INFORMATION START

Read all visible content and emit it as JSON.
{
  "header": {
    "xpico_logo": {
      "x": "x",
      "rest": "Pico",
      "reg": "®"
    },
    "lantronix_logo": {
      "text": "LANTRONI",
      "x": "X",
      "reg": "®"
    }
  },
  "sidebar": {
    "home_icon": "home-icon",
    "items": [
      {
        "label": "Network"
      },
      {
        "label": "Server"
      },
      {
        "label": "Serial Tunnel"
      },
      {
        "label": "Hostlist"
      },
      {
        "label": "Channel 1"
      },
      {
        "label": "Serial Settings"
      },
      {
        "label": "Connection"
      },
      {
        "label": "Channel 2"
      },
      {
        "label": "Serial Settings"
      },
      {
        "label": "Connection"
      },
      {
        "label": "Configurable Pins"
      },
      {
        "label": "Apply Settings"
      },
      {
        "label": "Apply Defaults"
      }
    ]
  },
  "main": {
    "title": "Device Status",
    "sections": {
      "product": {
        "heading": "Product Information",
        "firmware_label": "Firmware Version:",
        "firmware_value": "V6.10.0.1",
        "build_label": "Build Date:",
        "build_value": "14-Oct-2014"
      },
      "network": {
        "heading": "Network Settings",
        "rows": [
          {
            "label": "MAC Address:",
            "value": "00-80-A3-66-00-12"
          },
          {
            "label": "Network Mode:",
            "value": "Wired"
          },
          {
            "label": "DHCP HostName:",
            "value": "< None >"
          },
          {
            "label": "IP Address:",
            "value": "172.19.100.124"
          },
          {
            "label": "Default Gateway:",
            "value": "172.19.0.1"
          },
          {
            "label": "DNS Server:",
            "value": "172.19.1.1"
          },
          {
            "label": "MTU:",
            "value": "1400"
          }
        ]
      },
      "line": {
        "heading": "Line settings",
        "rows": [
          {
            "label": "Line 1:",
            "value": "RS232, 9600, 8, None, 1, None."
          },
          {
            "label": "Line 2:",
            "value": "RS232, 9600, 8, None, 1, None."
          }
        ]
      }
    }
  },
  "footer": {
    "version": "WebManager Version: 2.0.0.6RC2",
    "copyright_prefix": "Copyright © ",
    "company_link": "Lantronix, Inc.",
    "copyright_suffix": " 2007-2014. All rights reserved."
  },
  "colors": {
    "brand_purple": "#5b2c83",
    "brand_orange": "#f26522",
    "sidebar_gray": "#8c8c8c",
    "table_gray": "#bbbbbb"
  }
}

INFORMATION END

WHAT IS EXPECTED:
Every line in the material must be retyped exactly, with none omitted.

SOLUTION TO THIS TASK:
Read all visible content and emit it as JSON.
{
  "header": {
    "xpico_logo": {
      "x": "x",
      "rest": "Pico",
      "reg": "®"
    },
    "lantronix_logo": {
      "text": "LANTRONI",
      "x": "X",
      "reg": "®"
    }
  },
  "sidebar": {
    "home_icon": "home-icon",
    "items": [
      {
        "label": "Network"
      },
      {
        "label": "Server"
      },
      {
        "label": "Serial Tunnel"
      },
      {
        "label": "Hostlist"
      },
      {
        "label": "Channel 1"
      },
      {
        "label": "Serial Settings"
      },
      {
        "label": "Connection"
      },
      {
        "label": "Channel 2"
      },
      {
        "label": "Serial Settings"
      },
      {
        "label": "Connection"
      },
      {
        "label": "Configurable Pins"
      },
      {
        "label": "Apply Settings"
      },
      {
        "label": "Apply Defaults"
      }
    ]
  },
  "main": {
    "title": "Device Status",
    "sections": {
      "product": {
        "heading": "Product Information",
        "firmware_label": "Firmware Version:",
        "firmware_value": "V6.10.0.1",
        "build_label": "Build Date:",
        "build_value": "14-Oct-2014"
      },
      "network": {
        "heading": "Network Settings",
        "rows": [
          {
            "label": "MAC Address:",
            "value": "00-80-A3-66-00-12"
          },
          {
            "label": "Network Mode:",
            "value": "Wired"
          },
          {
            "label": "DHCP HostName:",
            "value": "< None >"
          },
          {
            "label": "IP Address:",
            "value": "172.19.100.124"
          },
          {
            "label": "Default Gateway:",
            "value": "172.19.0.1"
          },
          {
            "label": "DNS Server:",
            "value": "172.19.1.1"
          },
          {
            "label": "MTU:",
            "value": "1400"
          }
        ]
      },
      "line": {
        "heading": "Line settings",
        "rows": [
          {
            "label": "Line 1:",
            "value": "RS232, 9600, 8, None, 1, None."
          },
          {
            "label": "Line 2:",
            "value": "RS232, 9600, 8, None, 1, None."
          }
        ]
      }
    }
  },
  "footer": {
    "version": "WebManager Version: 2.0.0.6RC2",
    "copyright_prefix": "Copyright © ",
    "company_link": "Lantronix, Inc.",
    "copyright_suffix": " 2007-2014. All rights reserved."
  },
  "colors": {
    "brand_purple": "#5b2c83",
    "brand_orange": "#f26522",
    "sidebar_gray": "#8c8c8c",
    "table_gray": "#bbbbbb"
  }
}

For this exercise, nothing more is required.